Directions for this task
Reproduce each line below with no alterations.

Data shown: Begin

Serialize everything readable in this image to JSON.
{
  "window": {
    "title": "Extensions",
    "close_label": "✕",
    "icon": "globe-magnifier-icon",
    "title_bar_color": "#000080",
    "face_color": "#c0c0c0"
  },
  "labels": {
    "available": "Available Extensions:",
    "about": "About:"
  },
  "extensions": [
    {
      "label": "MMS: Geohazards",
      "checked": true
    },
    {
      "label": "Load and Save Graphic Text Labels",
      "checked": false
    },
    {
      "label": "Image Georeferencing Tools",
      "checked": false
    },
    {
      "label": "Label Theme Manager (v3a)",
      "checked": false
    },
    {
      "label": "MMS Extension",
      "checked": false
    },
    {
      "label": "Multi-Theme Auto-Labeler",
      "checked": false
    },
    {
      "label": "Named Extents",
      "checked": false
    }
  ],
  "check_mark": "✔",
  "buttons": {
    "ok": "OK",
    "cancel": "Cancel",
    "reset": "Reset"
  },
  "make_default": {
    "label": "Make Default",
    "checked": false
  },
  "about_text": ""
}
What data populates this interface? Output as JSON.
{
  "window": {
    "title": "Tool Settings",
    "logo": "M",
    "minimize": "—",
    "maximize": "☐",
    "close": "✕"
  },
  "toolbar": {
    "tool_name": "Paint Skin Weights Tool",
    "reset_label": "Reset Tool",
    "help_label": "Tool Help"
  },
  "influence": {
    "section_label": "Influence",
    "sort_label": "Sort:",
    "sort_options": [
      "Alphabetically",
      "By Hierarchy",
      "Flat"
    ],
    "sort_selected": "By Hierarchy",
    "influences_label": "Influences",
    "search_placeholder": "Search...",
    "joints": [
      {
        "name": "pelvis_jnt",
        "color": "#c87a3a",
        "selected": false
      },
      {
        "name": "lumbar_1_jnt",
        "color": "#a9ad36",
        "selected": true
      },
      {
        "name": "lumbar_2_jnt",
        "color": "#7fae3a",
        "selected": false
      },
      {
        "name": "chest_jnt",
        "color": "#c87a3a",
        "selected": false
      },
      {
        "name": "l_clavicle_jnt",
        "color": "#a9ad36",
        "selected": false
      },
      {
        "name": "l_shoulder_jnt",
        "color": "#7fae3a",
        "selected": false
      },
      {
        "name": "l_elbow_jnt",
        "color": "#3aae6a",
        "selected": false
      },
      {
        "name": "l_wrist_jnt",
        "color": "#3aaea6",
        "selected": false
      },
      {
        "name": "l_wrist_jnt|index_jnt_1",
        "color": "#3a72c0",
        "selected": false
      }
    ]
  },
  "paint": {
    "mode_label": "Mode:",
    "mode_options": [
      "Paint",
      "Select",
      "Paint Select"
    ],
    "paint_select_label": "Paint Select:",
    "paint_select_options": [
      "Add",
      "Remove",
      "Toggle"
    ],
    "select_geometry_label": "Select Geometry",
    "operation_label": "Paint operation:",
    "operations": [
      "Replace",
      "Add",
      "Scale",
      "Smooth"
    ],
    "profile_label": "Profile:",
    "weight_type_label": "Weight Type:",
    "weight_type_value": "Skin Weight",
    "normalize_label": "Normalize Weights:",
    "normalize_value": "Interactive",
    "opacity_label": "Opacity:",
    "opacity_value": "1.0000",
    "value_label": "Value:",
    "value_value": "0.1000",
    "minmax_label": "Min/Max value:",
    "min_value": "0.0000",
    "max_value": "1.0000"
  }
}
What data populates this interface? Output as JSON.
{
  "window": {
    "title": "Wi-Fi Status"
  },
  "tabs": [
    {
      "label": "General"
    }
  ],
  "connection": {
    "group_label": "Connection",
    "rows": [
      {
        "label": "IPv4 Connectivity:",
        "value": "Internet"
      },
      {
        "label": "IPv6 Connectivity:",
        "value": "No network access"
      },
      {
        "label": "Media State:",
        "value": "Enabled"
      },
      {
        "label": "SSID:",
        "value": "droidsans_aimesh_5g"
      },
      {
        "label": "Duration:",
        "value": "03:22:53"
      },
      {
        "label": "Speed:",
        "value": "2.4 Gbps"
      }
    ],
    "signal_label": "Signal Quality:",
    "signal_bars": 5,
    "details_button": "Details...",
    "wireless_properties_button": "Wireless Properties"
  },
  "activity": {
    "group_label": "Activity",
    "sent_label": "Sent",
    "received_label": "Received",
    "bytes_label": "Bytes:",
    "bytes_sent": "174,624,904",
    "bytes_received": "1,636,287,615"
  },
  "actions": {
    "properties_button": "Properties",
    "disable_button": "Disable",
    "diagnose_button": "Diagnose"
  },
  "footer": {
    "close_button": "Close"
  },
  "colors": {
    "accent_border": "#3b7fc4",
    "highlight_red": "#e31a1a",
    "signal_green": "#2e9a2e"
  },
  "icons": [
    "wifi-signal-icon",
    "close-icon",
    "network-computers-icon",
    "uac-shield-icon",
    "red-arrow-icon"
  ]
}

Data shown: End

Result of this exercise
Serialize everything readable in this image to JSON.
{
  "window": {
    "title": "Extensions",
    "close_label": "✕",
    "icon": "globe-magnifier-icon",
    "title_bar_color": "#000080",
    "face_color": "#c0c0c0"
  },
  "labels": {
    "available": "Available Extensions:",
    "about": "About:"
  },
  "extensions": [
    {
      "label": "MMS: Geohazards",
      "checked": true
    },
    {
      "label": "Load and Save Graphic Text Labels",
      "checked": false
    },
    {
      "label": "Image Georeferencing Tools",
      "checked": false
    },
    {
      "label": "Label Theme Manager (v3a)",
      "checked": false
    },
    {
      "label": "MMS Extension",
      "checked": false
    },
    {
      "label": "Multi-Theme Auto-Labeler",
      "checked": false
    },
    {
      "label": "Named Extents",
      "checked": false
    }
  ],
  "check_mark": "✔",
  "buttons": {
    "ok": "OK",
    "cancel": "Cancel",
    "reset": "Reset"
  },
  "make_default": {
    "label": "Make Default",
    "checked": false
  },
  "about_text": ""
}
What data populates this interface? Output as JSON.
{
  "window": {
    "title": "Tool Settings",
    "logo": "M",
    "minimize": "—",
    "maximize": "☐",
    "close": "✕"
  },
  "toolbar": {
    "tool_name": "Paint Skin Weights Tool",
    "reset_label": "Reset Tool",
    "help_label": "Tool Help"
  },
  "influence": {
    "section_label": "Influence",
    "sort_label": "Sort:",
    "sort_options": [
      "Alphabetically",
      "By Hierarchy",
      "Flat"
    ],
    "sort_selected": "By Hierarchy",
    "influences_label": "Influences",
    "search_placeholder": "Search...",
    "joints": [
      {
        "name": "pelvis_jnt",
        "color": "#c87a3a",
        "selected": false
      },
      {
        "name": "lumbar_1_jnt",
        "color": "#a9ad36",
        "selected": true
      },
      {
        "name": "lumbar_2_jnt",
        "color": "#7fae3a",
        "selected": false
      },
      {
        "name": "chest_jnt",
        "color": "#c87a3a",
        "selected": false
      },
      {
        "name": "l_clavicle_jnt",
        "color": "#a9ad36",
        "selected": false
      },
      {
        "name": "l_shoulder_jnt",
        "color": "#7fae3a",
        "selected": false
      },
      {
        "name": "l_elbow_jnt",
        "color": "#3aae6a",
        "selected": false
      },
      {
        "name": "l_wrist_jnt",
        "color": "#3aaea6",
        "selected": false
      },
      {
        "name": "l_wrist_jnt|index_jnt_1",
        "color": "#3a72c0",
        "selected": false
      }
    ]
  },
  "paint": {
    "mode_label": "Mode:",
    "mode_options": [
      "Paint",
      "Select",
      "Paint Select"
    ],
    "paint_select_label": "Paint Select:",
    "paint_select_options": [
      "Add",
      "Remove",
      "Toggle"
    ],
    "select_geometry_label": "Select Geometry",
    "operation_label": "Paint operation:",
    "operations": [
      "Replace",
      "Add",
      "Scale",
      "Smooth"
    ],
    "profile_label": "Profile:",
    "weight_type_label": "Weight Type:",
    "weight_type_value": "Skin Weight",
    "normalize_label": "Normalize Weights:",
    "normalize_value": "Interactive",
    "opacity_label": "Opacity:",
    "opacity_value": "1.0000",
    "value_label": "Value:",
    "value_value": "0.1000",
    "minmax_label": "Min/Max value:",
    "min_value": "0.0000",
    "max_value": "1.0000"
  }
}
What data populates this interface? Output as JSON.
{
  "window": {
    "title": "Wi-Fi Status"
  },
  "tabs": [
    {
      "label": "General"
    }
  ],
  "connection": {
    "group_label": "Connection",
    "rows": [
      {
        "label": "IPv4 Connectivity:",
        "value": "Internet"
      },
      {
        "label": "IPv6 Connectivity:",
        "value": "No network access"
      },
      {
        "label": "Media State:",
        "value": "Enabled"
      },
      {
        "label": "SSID:",
        "value": "droidsans_aimesh_5g"
      },
      {
        "label": "Duration:",
        "value": "03:22:53"
      },
      {
        "label": "Speed:",
        "value": "2.4 Gbps"
      }
    ],
    "signal_label": "Signal Quality:",
    "signal_bars": 5,
    "details_button": "Details...",
    "wireless_properties_button": "Wireless Properties"
  },
  "activity": {
    "group_label": "Activity",
    "sent_label": "Sent",
    "received_label": "Received",
    "bytes_label": "Bytes:",
    "bytes_sent": "174,624,904",
    "bytes_received": "1,636,287,615"
  },
  "actions": {
    "properties_button": "Properties",
    "disable_button": "Disable",
    "diagnose_button": "Diagnose"
  },
  "footer": {
    "close_button": "Close"
  },
  "colors": {
    "accent_border": "#3b7fc4",
    "highlight_red": "#e31a1a",
    "signal_green": "#2e9a2e"
  },
  "icons": [
    "wifi-signal-icon",
    "close-icon",
    "network-computers-icon",
    "uac-shield-icon",
    "red-arrow-icon"
  ]
}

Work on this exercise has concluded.